Her character: Looked down upon by the Jews because she was a Samaritan and
disdained because of her many romantic liaisons, she would not have been most
people’s first choice to advance the gospel in a region where it had not yet
been heard. / Her sorrow: To have lived in a way that relegated her to the
margins of her society. / Her joy: That Jesus broke through barriers of
culture, race, and religion in order to reveal himself to her. / Key
Scriptures: John 4:1-42
Every day, the woman carried her water jug to Jacob’s well just outside
Sychar, a town midway between Jerusalem and Nazareth. Even though it was the
hottest time of the day, she preferred it to the evening hours, when the other

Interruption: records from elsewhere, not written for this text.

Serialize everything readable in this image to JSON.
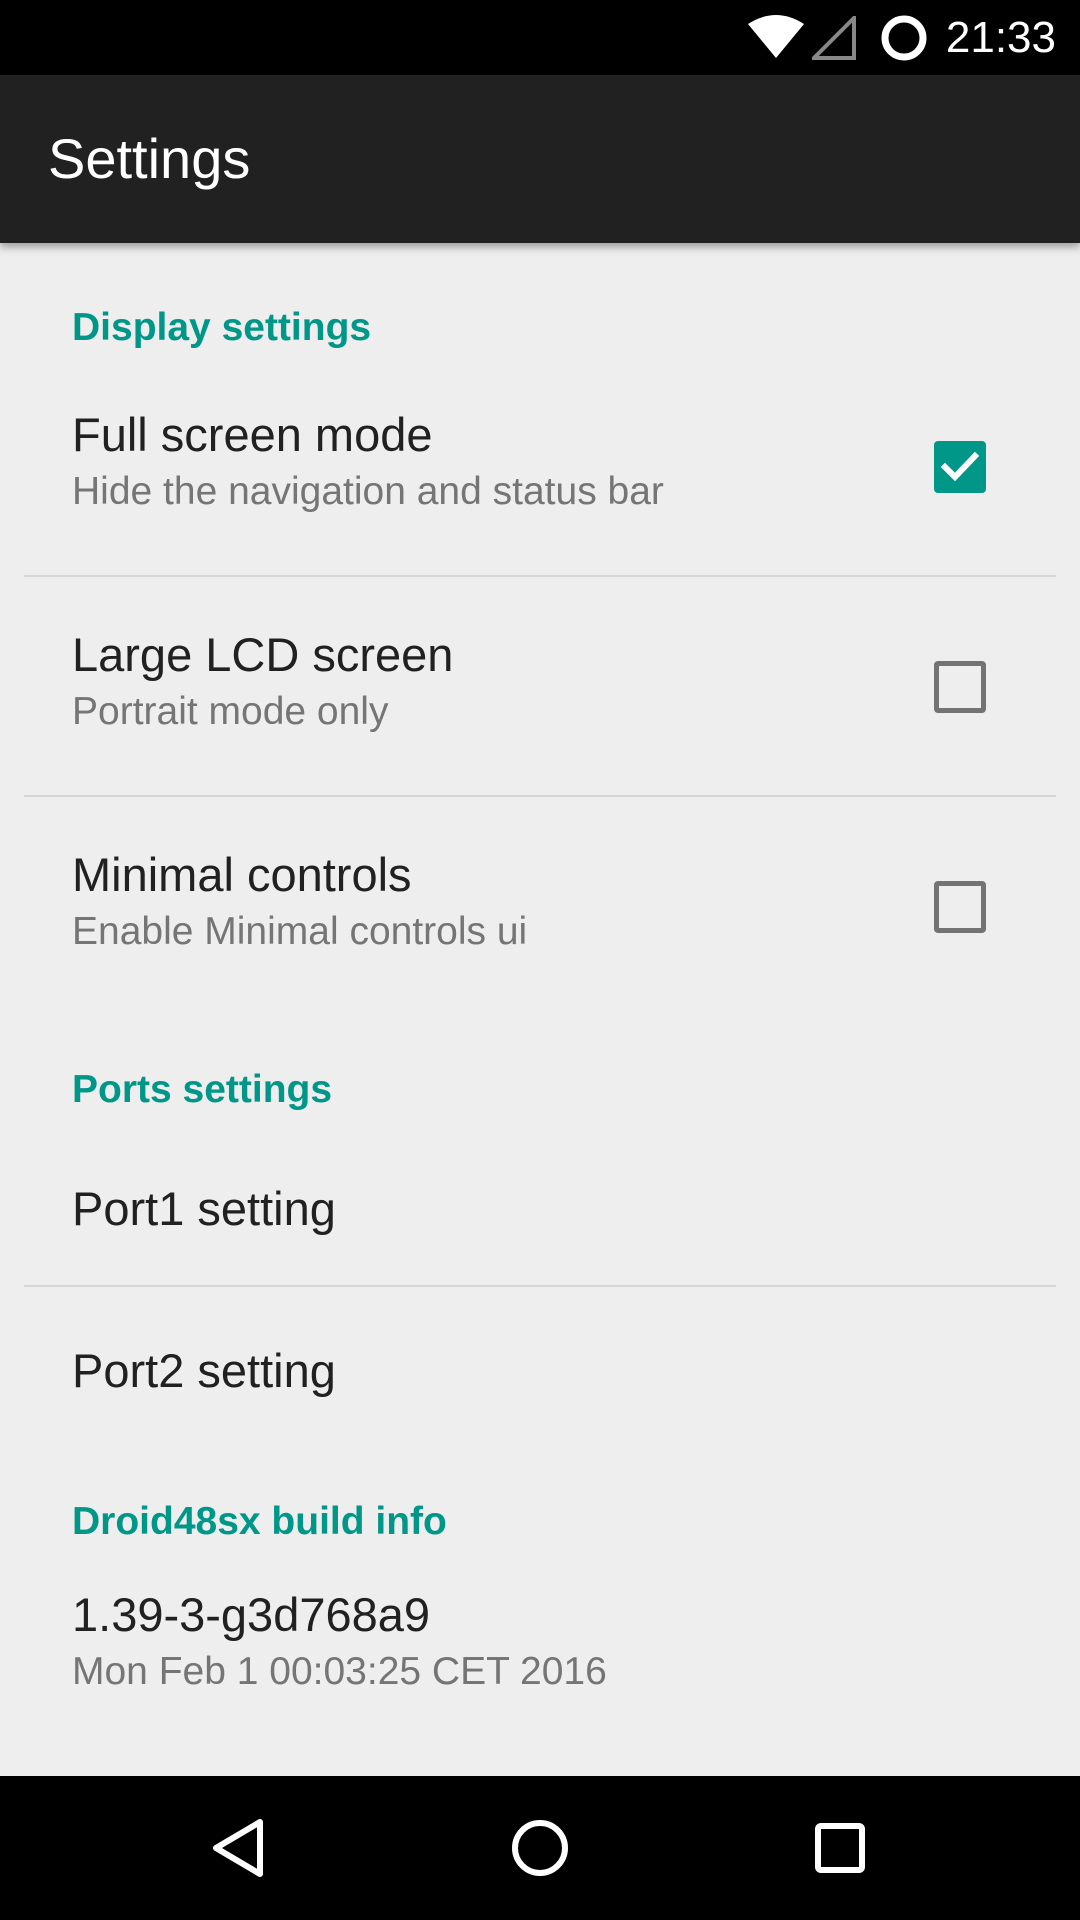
{
  "status_bar": {
    "time": "21:33",
    "icons": [
      "wifi-icon",
      "cell-signal-icon",
      "battery-icon"
    ]
  },
  "app_bar": {
    "title": "Settings"
  },
  "sections": {
    "display": {
      "header": "Display settings",
      "full_screen": {
        "title": "Full screen mode",
        "summary": "Hide the navigation and status bar",
        "checked": true
      },
      "large_lcd": {
        "title": "Large LCD screen",
        "summary": "Portrait mode only",
        "checked": false
      },
      "minimal_controls": {
        "title": "Minimal controls",
        "summary": "Enable Minimal controls ui",
        "checked": false
      }
    },
    "ports": {
      "header": "Ports settings",
      "port1": {
        "title": "Port1 setting"
      },
      "port2": {
        "title": "Port2 setting"
      }
    },
    "build": {
      "header": "Droid48sx build info",
      "version": "1.39-3-g3d768a9",
      "date": "Mon Feb 1 00:03:25 CET 2016"
    }
  },
  "nav_bar": {
    "icons": [
      "back-icon",
      "home-icon",
      "recents-icon"
    ]
  },
  "colors": {
    "accent": "#009688",
    "app_bar": "#212121",
    "background": "#eeeeee"
  }
}
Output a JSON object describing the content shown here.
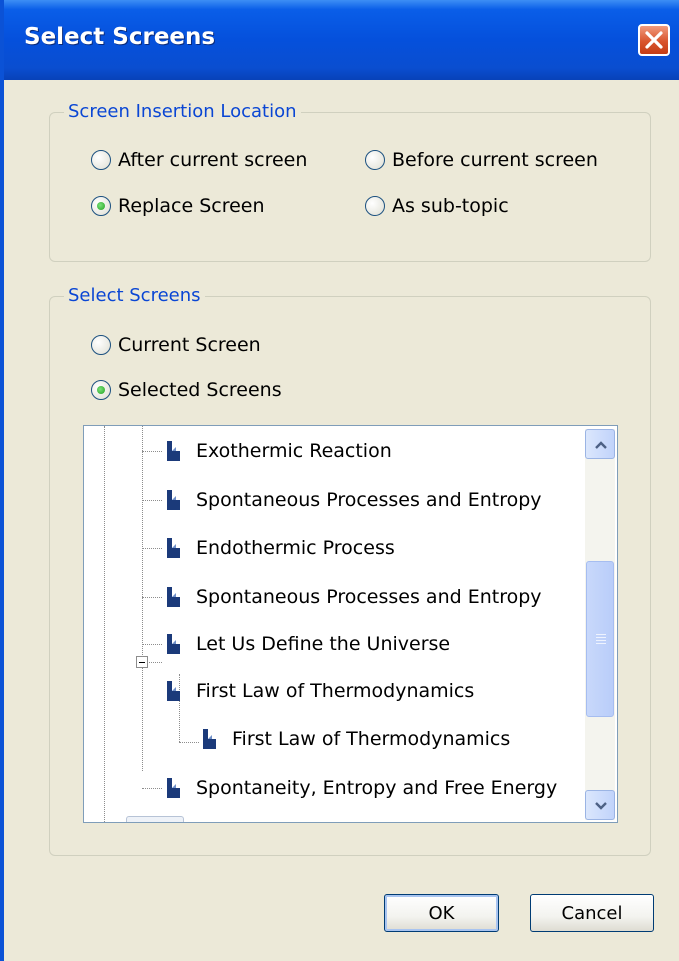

women gathered. How tired she was of their wagging tongues. Better the
scorching heat than their sharp remarks.
She was surprised, however, to see that today someone had already arrived at
the well—a Jew from Galilee by the looks of him. At least she had nothing to
fear from his tongue, for Jews did their best to avoid Samaritans, despising
them as half-breeds who worshiped not in the temple at Jerusalem but at their
shrine on Mount Gerizim. For once she was glad to be ignored, grateful, too,
that men did not address women in public.
But as she approached the well, the man startled her, breaking the rules she
had counted on to protect her. “Will you give me a drink?” he asked.
What kind of a Jew was this? she wondered. Certainly not a Pharisee, or he
would have taken the long way around Samaria to get to Galilee. With a toss of
her head, she replied, “You are a Jew and I am a Samaritan woman. How can you
ask me for a drink?”
But he wouldn’t be put off. “If you knew the gift of God and who it is that
asks you for a drink, you would have asked him and he would have given you
“Sir,” she replied, “you have nothing to draw with and the well is deep. Where
can you get this living water? Are you greater than our father Jacob, who gave
us this well and drank from it himself, as did also his sons and his flocks
and herds?” That should take him down a notch or two.
But the man kept pressing. “Go,” he told her, “call your husband and come
This last request took the wind out of her. Her quick tongue was barely able
to reply, “I have no husband.”
“You are right when you say you have no husband,” Jesus said. “The fact is,
you have had five husbands, and the man you now have is not your husband. What
you have just said is quite true.”
His words cut her. Shaking off the hurt, she tried changing the subject,
diverting him by stirring up the old controversy between Jews and Samaritans.
“Sir, I can see that you are a prophet. Our fathers worshiped on this
mountain, but you Jews claim that the place where we must worship is in
Jesus declared, “Believe me, woman, a time is coming when you will worship the
Father neither on this mountain nor in Jerusalem. You Samaritans worship what
you do not know; we worship what we do know, for salvation is from the Jews.
Yet a time is coming and has now come when the true worshipers will worship
the Father in spirit and truth, for they are the kind of worshipers the Father
The woman said, “I know that Messiah is coming. When he comes, he will explain
everything to us.”
Then Jesus declared, “I who speak to you am he.”
Leaving her water jar, the woman went back to the town and said to the people,
“Come see a man who told me everything I ever did. Could this be the Christ?”
Meanwhile, his disciples, who had gone into the town to look for food,
returned and urged him, “Rabbi, eat something.”
But Jesus replied, “I have food to eat that you know nothing about.”
Dodge, counterdodge—nothing the woman said would keep Jesus at bay. He kept
pressing beneath the surface, inviting her to a deeper understanding, hemming
her in by revealing his knowledge of the most intimate details of her life.
Overwhelmed, she finally admitted the truth. And when she did, Jesus startled
her with a revelation about himself: He admitted, for the first time, that he
was the Messiah. Though she hadn’t known it, she had been conversing with her
Jesus had arrived at the well thirsty, hungry, and tired from the journey
north to Galilee. But by the time his disciples returned from their shopping
trip in Sychar, he seemed refreshed and restored by his encounter with the
She, in turn, was so deeply affected by him that she exclaimed to whoever
would listen: “He told me everything I ever did.” At the Samaritans’ urging,
Jesus stayed on for two days and many came to believe, saying to the woman:
“We no longer believe just because of what you said; now we have heard for
ourselves and we know that this man really is the Savior of the world.”
Are you thirsty? Is there a longing in you that you just can’t seem to meet?
Do you hunger for something to fill some void, some emptiness you can’t even
explain? Look everywhere, try everything—you’ll find nothing in this world
that will satisfy. Only Jesus can provide the living water that will fill you
to overflowing, that will satisfy your longing, that will soothe your thirst
so completely you’ll never be thirsty again.
– Bible Gateway.Com